Sermon for the fourth Sunday of Lent

Fourth Sunday in Lent

Knowing where one is going and time of arrival is a real comfort. Or when you travel do you worry about what you are going to eat along the way or on arrival? The people spoke against God and Moses saying, “Why have you brought us up out of Egypt to die in the wilderness? For there is no food and no water, and we detest this miserable food.” When I am in this kind of darkness. I too have spoken out against God. This is not about food or water or how one feels. This is about looking to God for healing, comfort, and confidence.

John’s Jesus is the preexistent Son of God
Sent into the world to be Gods agent
John’s Jesus insists that believer’s have eternal life in the present at the same time he promises eternal life in the future.

John’s writing is a contrasts between light and darkness, Moses and Jesus, law and truth, acceptance and rejection” With verbs like “believing”, “seeing”, and “knowing”; now that is John’s Jesus. In the Gospel of John everyone speaks the same language. A very limited vocabulary, with the same key words repeating over and over again: love, truth, light, darkness, life, world, see, look, know, believe, ha e faith, send, abide, hour, glory, father, son. John uses these words, which are rare in the other gospel’s, more often that the rest of the New Testament combined .

Scripture: “For God so loved the world that he gave his one and only Son that whoever believes in him shall not perish but have eternal life.” John 3:16 (NIV)
For many years someone would bring a sign to important foot ball games. All the sign said was, John 3:16 in very large letters. They would always get TV coverage. I often wondered if those signs converted anyone. Where they a light shining in the darkness?
And this is the judgment, that the light has come into the world, and people loved darkness rather than light because their deeds were evil.
For all who do evil hate the light or are too fearful to admit to evil. And do not come to the light, so that their deeds may not be exposed. But those who do what is true come to the light, so that it may be clearly seen that their deeds have been done in God.” Now that is my kind of evangelism. Let your light so shine that they may see your good works and glorify your father in heaven.

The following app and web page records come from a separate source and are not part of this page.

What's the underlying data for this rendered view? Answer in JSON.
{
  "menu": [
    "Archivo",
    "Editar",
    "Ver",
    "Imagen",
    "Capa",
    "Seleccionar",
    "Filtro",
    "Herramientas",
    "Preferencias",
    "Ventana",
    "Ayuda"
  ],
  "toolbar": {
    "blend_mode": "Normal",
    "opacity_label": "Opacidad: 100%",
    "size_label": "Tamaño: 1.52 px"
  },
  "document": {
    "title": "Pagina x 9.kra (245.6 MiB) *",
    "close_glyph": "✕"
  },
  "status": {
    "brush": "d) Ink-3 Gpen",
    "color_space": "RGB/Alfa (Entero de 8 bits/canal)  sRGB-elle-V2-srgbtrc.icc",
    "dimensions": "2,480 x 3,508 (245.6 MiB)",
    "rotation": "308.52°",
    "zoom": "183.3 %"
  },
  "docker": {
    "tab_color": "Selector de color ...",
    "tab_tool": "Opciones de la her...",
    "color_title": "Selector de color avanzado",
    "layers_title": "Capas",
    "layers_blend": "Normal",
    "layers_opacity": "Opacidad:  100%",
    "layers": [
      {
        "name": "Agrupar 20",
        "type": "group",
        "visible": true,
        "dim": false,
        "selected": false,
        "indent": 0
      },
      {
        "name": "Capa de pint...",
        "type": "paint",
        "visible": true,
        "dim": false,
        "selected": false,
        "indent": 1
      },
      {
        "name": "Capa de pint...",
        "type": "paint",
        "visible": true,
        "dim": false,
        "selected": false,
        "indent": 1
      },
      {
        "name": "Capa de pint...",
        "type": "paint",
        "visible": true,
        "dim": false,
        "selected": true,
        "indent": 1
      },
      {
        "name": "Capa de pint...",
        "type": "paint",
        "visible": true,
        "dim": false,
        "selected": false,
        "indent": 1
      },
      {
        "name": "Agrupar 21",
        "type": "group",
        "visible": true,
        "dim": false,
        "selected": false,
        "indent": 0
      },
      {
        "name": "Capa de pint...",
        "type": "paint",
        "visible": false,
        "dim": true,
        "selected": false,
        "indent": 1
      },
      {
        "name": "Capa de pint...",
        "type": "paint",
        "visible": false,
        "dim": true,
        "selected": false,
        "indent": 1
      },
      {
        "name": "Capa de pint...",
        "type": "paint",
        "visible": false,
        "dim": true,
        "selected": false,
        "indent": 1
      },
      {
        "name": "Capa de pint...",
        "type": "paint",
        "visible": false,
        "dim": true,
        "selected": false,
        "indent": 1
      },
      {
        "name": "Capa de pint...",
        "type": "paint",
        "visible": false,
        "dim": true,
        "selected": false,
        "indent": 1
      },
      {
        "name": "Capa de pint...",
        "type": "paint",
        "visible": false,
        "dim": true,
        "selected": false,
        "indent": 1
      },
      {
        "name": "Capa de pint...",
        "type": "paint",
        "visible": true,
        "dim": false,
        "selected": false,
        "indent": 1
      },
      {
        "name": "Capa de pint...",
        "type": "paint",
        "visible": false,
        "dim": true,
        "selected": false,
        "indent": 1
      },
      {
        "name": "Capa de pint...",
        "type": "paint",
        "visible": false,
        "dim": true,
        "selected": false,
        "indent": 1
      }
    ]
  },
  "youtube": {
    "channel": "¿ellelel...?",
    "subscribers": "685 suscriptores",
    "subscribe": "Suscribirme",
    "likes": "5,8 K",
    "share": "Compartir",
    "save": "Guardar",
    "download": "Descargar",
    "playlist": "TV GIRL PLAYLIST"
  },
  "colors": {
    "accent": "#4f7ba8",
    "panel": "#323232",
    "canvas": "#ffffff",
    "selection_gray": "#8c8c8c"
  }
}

We are what he has made us, created in Christ Jesus for good works.

Indeed, God did not send the Son into the world to condemn the world, but in order that the world might be saved through him.
Lent is a time for us to ask ourselves what part of the dark do we still like. Where do we live in the dark?
Can we as a community move through lent without guilt yet open ourselves up to understanding of our personal and communal shortcomings?
Those who believe in him are not condemned; but those who do not believe are condemned already, because they have not believed in the name of the only Son of God. In todays pluralism do we believe this?
I think that one could conclude that John’s community was hard pressed in proclaiming the Gospel of light to the world and also have encountered push back from the World. For John’s world was pluralistic in believers and non-believers. I suggest that our mission is as difficult. Pluralistic ideas of our time have seeped into our theology.
Today’s pluralism has had a profound effect on our lives and the church. The church struggles with defining the difference between diversity and pluralism. Diversity without real encounter and relationships will increase tensions in our society. Pluralism is not just tolerances it should be the active seeking of understanding of the differences. I am not saying that tolerance in not a public virtue, but it does not remove our ignorance of one another, and leaves us with stereotype, half-truths, and fears. Fear that has lead to violence and division.
This inability of our social order to engage person to person will prove to be very costly and be a place were darkness would prevail.
In today’s society many of us are faired to let our true opinions be known, yet a full one on one relationship relies on openness.
“Pluralism is based on dialogue. The language of pluralism is that of dialogue and encounter, give and take, criticism and self-criticism. Dialogue means both speaking and listening, and that processes reveal both common understandings and real differences. Dialogue does not mean everyone at the “table” will agree with one another. Pluralism involves the commitment to being at the table — with one’s commitments.
I hope that we as a church can come to this table and not water down our theology, and not be part of the heresy of feel good theology, a theology where every idea is accepted as truth without thoughtful consideration of our three-legged stool, of a balanced understanding of authority, tradition, and God’s revelation. This balanced understanding of the middle way, “Via Media” is an Anglican willingness to tolerate and comprehend opposing viewpoints instead of imposing tests of orthodoxy or resorting to heresy trials.
Give thanks to the Lord, for he is good and his mercy endures forever.